BECOMING AN AUTHOR AND PREACHER: He began writing. His first book, Some Gospel Truths, was written in 1656 and his second book, Vindication, was published. Pilgrim’s Progress was to come later.
PERSECUTION: Bunyan’s persecution began when Charles II of England was crowned. Meeting-houses were quickly closed and all citizens required to attend their Anglican parish church. It became punishable by law to “conduct divine service except in accordance with the ritual of the church, or for one not in Episcopal orders to address a congregation.” Thus, John Bunyan no longer had the freedom to preach in whatever way he felt lead, something he had enjoyed under the Puritan Commonwealth. He was arrested on 12 November 1660, when preaching privately. John was brought before a magistrate where he refused to desist from preaching. Bunyan was told that all the authorities wanted was that he not preach at private gatherings, as it was suspected that these non-conformist meetings were being used by people plotting against the king. In answer to the court, John argued that God’s law obliged him to preach at any and every opportunity and so he was duty bound to refuse.
Bunyan was brought before the courts again and was incarcerated for 3 months for the crimes of “pertinaciously abstaining” from attending mandatory Anglican church services and preaching at “unlawful meetings”. He was put in and out of jail at various times for a total of twelve years.
THE WRITING OF PILGRIM’S PROGRESS: It was during 1675, in Bedford County Gaol, that John Bunyan conceived his allegorical novel: The Pilgrim’s Progress. In 1666, John was briefly released for a few weeks, before being re-arrested – again, for preaching – and sent back to Bedford’s County gaol, where he remained for a further six years. During that time, he preached to his fellow prisoners – a congregation of about sixty. In his possession were two books, John Foxe’s Book of Martyrs, the Bible, a violin he had made out of tin, a flute he’d made from a chair leg and a supply of pen and paper. Both music and writing were integral to John’s Puritan faith.

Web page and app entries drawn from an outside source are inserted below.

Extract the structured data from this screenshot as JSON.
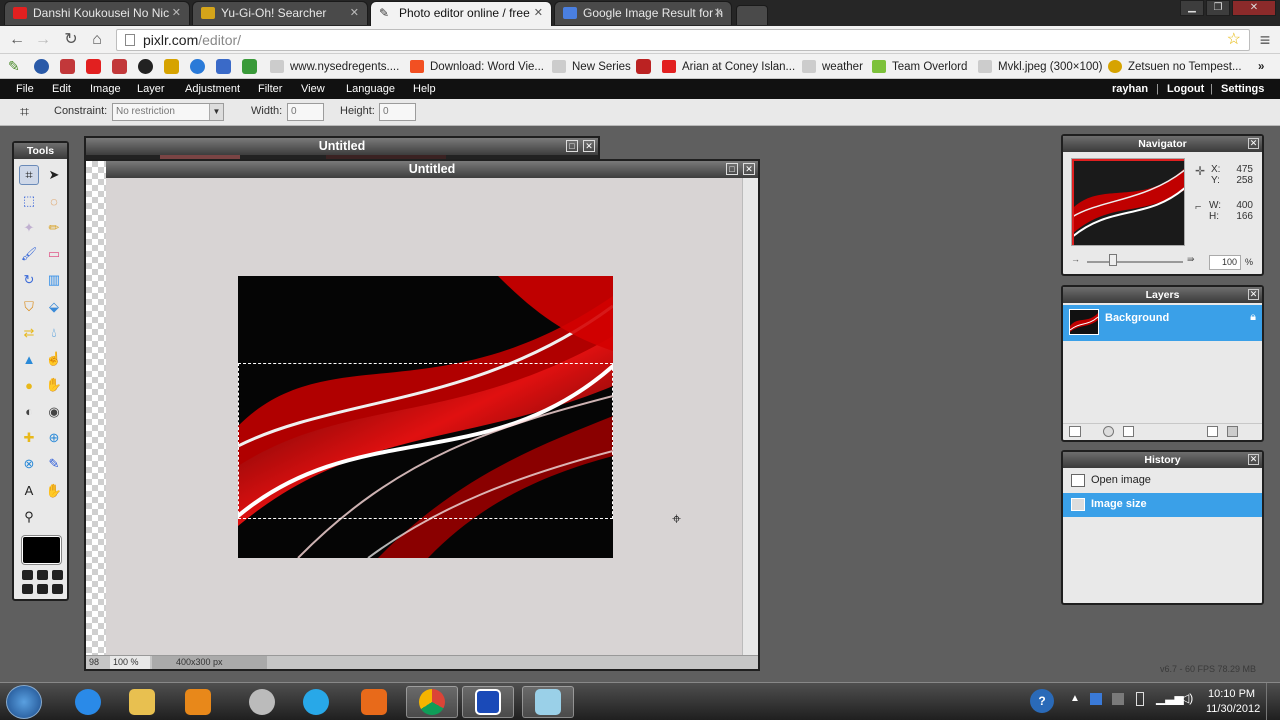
{
  "browser": {
    "tabs": [
      {
        "label": "Danshi Koukousei No Nic",
        "favicon_color": "#e22020"
      },
      {
        "label": "Yu-Gi-Oh! Searcher",
        "favicon_color": "#d4a41a"
      },
      {
        "label": "Photo editor online / free",
        "favicon_color": "#3a3a3a"
      },
      {
        "label": "Google Image Result for h",
        "favicon_color": "#4a7fe0"
      }
    ],
    "url_host": "pixlr.com",
    "url_path": "/editor/",
    "bookmarks": [
      {
        "label": "www.nysedregents....",
        "color": "#9a9a9a"
      },
      {
        "label": "Download: Word Vie...",
        "color": "#f25022"
      },
      {
        "label": "New Series",
        "color": "#bbbbbb"
      },
      {
        "label": "Arian at Coney Islan...",
        "color": "#e22020"
      },
      {
        "label": "weather",
        "color": "#bbbbbb"
      },
      {
        "label": "Team Overlord",
        "color": "#7cc13a"
      },
      {
        "label": "Mvkl.jpeg (300×100)",
        "color": "#bbbbbb"
      },
      {
        "label": "Zetsuen no Tempest...",
        "color": "#d6a300"
      }
    ]
  },
  "menu": {
    "items": [
      "File",
      "Edit",
      "Image",
      "Layer",
      "Adjustment",
      "Filter",
      "View",
      "Language",
      "Help"
    ],
    "user": "rayhan",
    "logout": "Logout",
    "settings": "Settings"
  },
  "options": {
    "constraint_label": "Constraint:",
    "constraint_value": "No restriction",
    "width_label": "Width:",
    "width_value": "0",
    "height_label": "Height:",
    "height_value": "0"
  },
  "tools": {
    "title": "Tools",
    "items": [
      "crop-icon",
      "move-icon",
      "marquee-icon",
      "lasso-icon",
      "wand-icon",
      "pencil-icon",
      "brush-icon",
      "eraser-icon",
      "replace-color-icon",
      "gradient-icon",
      "stamp-icon",
      "paint-bucket-icon",
      "color-replace-icon",
      "drop-icon",
      "sharpen-icon",
      "smudge-icon",
      "sponge-icon",
      "burn-icon",
      "dodge-icon",
      "red-eye-icon",
      "spot-heal-icon",
      "bloat-icon",
      "pinch-icon",
      "picker-icon",
      "type-icon",
      "hand-icon",
      "zoom-icon"
    ],
    "primary_color": "#000000"
  },
  "documents": [
    {
      "title": "Untitled"
    },
    {
      "title": "Untitled",
      "page_count": "98",
      "zoom": "100 %",
      "size": "400x300 px"
    }
  ],
  "navigator": {
    "title": "Navigator",
    "x_label": "X:",
    "x_value": "475",
    "y_label": "Y:",
    "y_value": "258",
    "w_label": "W:",
    "w_value": "400",
    "h_label": "H:",
    "h_value": "166",
    "zoom_value": "100",
    "zoom_unit": "%"
  },
  "layers": {
    "title": "Layers",
    "items": [
      {
        "name": "Background",
        "locked": true
      }
    ]
  },
  "history": {
    "title": "History",
    "items": [
      {
        "label": "Open image",
        "selected": false
      },
      {
        "label": "Image size",
        "selected": true
      }
    ]
  },
  "status_footer": "v6.7 - 60 FPS 78.29 MB",
  "taskbar": {
    "time": "10:10 PM",
    "date": "11/30/2012"
  },
  "colors": {
    "accent": "#3aa0e8",
    "menubar": "#111111",
    "workspace": "#5f5f5f"
  }
}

John Bunyan was released in January 1672, when the Declaration of Religious Indulgence was issued. ( The Declaration granted broad religious freedom in England by suspending penal laws enforcing conformity to the Church of England and allowing persons to worship in their homes or chapels as they saw fit. It ended the requirement of affirming religious oaths before gaining employment in government office.)
JOHN BUNYAN WROTE ONLY ONE HYMN: “To be a Pilgrim” (also commonly known as “He Who would Valiant be” is the only hymn John Bunyan is credited with writing. The hymn recalls the words of Hebrews 11:13: “…and confessed that they were strangers and pilgrims on the earth.”

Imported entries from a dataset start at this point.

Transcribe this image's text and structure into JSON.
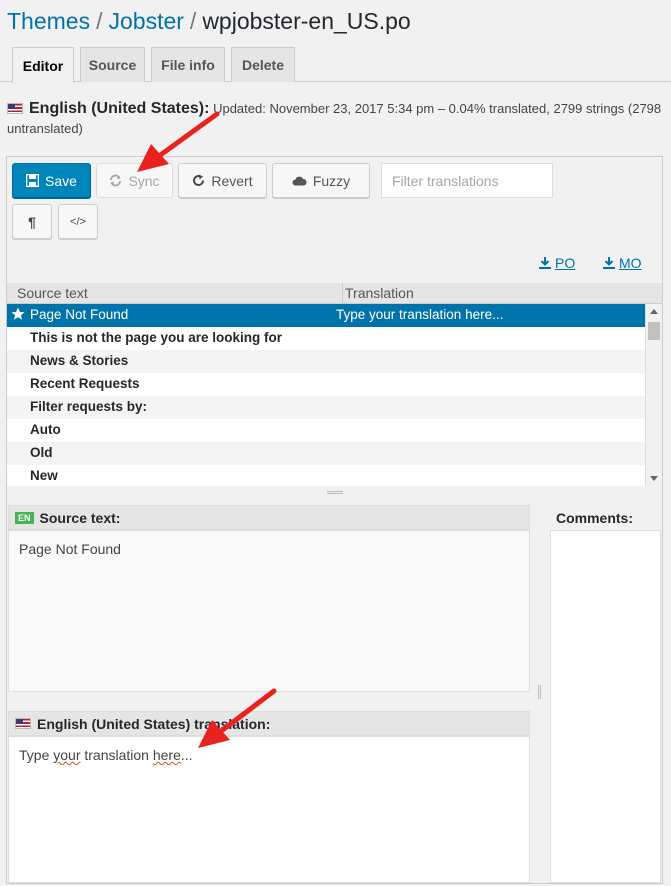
{
  "breadcrumb": {
    "item1": "Themes",
    "sep1": "/",
    "item2": "Jobster",
    "sep2": "/",
    "current": "wpjobster-en_US.po"
  },
  "tabs": [
    {
      "label": "Editor",
      "active": true
    },
    {
      "label": "Source",
      "active": false
    },
    {
      "label": "File info",
      "active": false
    },
    {
      "label": "Delete",
      "active": false
    }
  ],
  "status": {
    "language": "English (United States):",
    "details": "Updated: November 23, 2017 5:34 pm – 0.04% translated, 2799 strings (2798 untranslated)"
  },
  "toolbar": {
    "save_label": "Save",
    "sync_label": "Sync",
    "revert_label": "Revert",
    "fuzzy_label": "Fuzzy",
    "filter_placeholder": "Filter translations",
    "pilcrow_glyph": "¶",
    "code_glyph": "</>"
  },
  "downloads": {
    "po_label": "PO",
    "mo_label": "MO"
  },
  "list": {
    "header_source": "Source text",
    "header_translation": "Translation",
    "rows": [
      {
        "source": "Page Not Found",
        "translation": "Type your translation here...",
        "selected": true
      },
      {
        "source": "This is not the page you are looking for",
        "translation": ""
      },
      {
        "source": "News & Stories",
        "translation": ""
      },
      {
        "source": "Recent Requests",
        "translation": ""
      },
      {
        "source": "Filter requests by:",
        "translation": ""
      },
      {
        "source": "Auto",
        "translation": ""
      },
      {
        "source": "Old",
        "translation": ""
      },
      {
        "source": "New",
        "translation": ""
      }
    ]
  },
  "source_panel": {
    "badge": "EN",
    "title": "Source text:",
    "text": "Page Not Found"
  },
  "comments_panel": {
    "title": "Comments:"
  },
  "translation_panel": {
    "title": "English (United States) translation:",
    "text_part1": "Type ",
    "text_part2": "your",
    "text_part3": " translation ",
    "text_part4": "here",
    "text_part5": "..."
  },
  "colors": {
    "accent": "#0073aa",
    "primary_button": "#0085ba",
    "annotation_arrow": "#e8231e",
    "en_badge": "#46b450"
  }
}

WORDS TO JOHN BUNYAN’S HYMN: “To be a Pilgrim” as they have been slightly modified in recent years.
He who would valiant be ’gainst all disaster,

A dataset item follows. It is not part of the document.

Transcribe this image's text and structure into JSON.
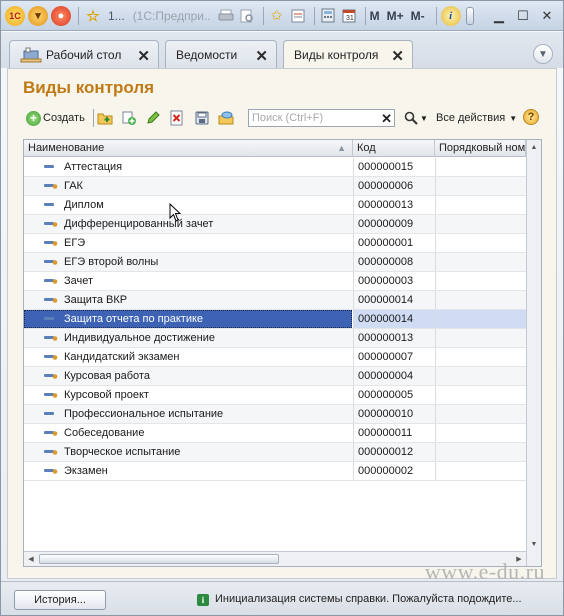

Let him in constancy follow the Master.
There’s no discouragement shall make him once relent
His first avowed intent to be a pilgrim. Who so beset him round with dismal stories Do but themselves confound—his strength the more is.No foes shall stay his might; though he with giants fight, He will make good his right to be a pilgrim. Since, Lord, Thou dost defend us with Thy Spirit,We know we at the end, shall life inherit.Then fancies flee away! I’ll fear not what men say,I’ll labor night and day to be a pilgrim.
Margaret Thatcher, former Prime Minister of England requested it sung at her funeral. Read the words above as you listen.
Another version: St Paul’s congregation music (Enlarge screen)